Lord Chrusher wrote:A few disorganised points:
I think you underestimate how complicated it is to design and build a useful satellite.
My point was more about the difficulty of getting a working launch vehicle and being able to operate it rather than the engineering challenges, given as there are quite a few more countries that produce satellites than those who launch them.
I concede the point about the actual engineering difficulties of satellite construction though. I'm not suggesting in any way the the engineering challenges are easier or harder, I was making an observational point.
One stumbling block to international collaboration in space flight is the same technology that can launch a satellite can be used to deliver a nuclear weapon anywhere on Earth. In addition satellite are now vital to military communications and intelligence gathering.
Indeed. Black Arrow was a by-product of the Blue Streak programme, a British launch vehicle for thermonuclear warheads. In the end the government just bought Polaris from the states.
Surely though having the UN governing space exploration would help to reduce the suspicion of rocket development being used to advance nuclear warhead delivery capabilities of any one nation state? or am I just being too much of an idealist?
Despite sharing the same head of state Australia and Britain are completely separate countries.
I didn't say they weren't, that was a 'Devil's Prosecution' to Brad's 'Devil's Advocate' about whether that made Black Arrow an Australian launch capability instead of a British one. The argument there was at what point do you distinguish between geography, nation, state and identity? I wasn't trying to reclaim sovereignty of Australia for Britain.
The reason why the US launches from Florida and the European Space Agency launches from French Guiana is that since the Earth spins it takes less fuel to reach orbit the closer you are to the equator.
There is also that point but for the sake of brevity I decided that wasn't worth extending my already rather long post to include. That factor doesn't prohibit space launches from being made elsewhere, it just makes it more challenging (and it's not the only deciding factor either or else surely US launches would be made from Hawaii, surely?).
24 kilometres is not that high. It is only a couple kilometres higher than the cruising altitude of the U-2 spy plane and significantly lower than the 37 km reached by a modified MiG 25. The highest manned balloon reached 34 km and the highest parachute jump was done from 31 km also from a balloon. The record for an unmanned balloon is 53 km. The two kids used a normal weather balloon which normally reach the same height as the kid's ballon or higher.
Well, I consider 24km to be pretty high. I certainly wouldn't want to be without a pressure suit or parachute from that height. It's not technically space, but as space has no distinct boundary line (unless you want to argue about the 100km definition, in which case is 100,000.01m in altitude more space-like than 99,999.99m?) and given that we're talking about the achievement of two kids of school age, this is still a pretty cool thing.
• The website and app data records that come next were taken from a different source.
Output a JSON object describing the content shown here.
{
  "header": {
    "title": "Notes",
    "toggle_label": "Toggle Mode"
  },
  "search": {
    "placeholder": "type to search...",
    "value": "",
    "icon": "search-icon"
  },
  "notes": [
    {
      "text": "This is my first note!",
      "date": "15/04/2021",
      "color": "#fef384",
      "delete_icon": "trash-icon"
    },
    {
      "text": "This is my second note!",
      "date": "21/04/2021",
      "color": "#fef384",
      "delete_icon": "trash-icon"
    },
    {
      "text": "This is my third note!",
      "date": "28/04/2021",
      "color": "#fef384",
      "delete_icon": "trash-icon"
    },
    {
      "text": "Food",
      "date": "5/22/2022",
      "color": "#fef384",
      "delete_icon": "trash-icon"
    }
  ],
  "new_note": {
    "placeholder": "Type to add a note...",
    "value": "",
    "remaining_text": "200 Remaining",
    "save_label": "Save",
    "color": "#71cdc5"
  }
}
It's certainly high enough to make international news, even if it's not that impressive to some folks.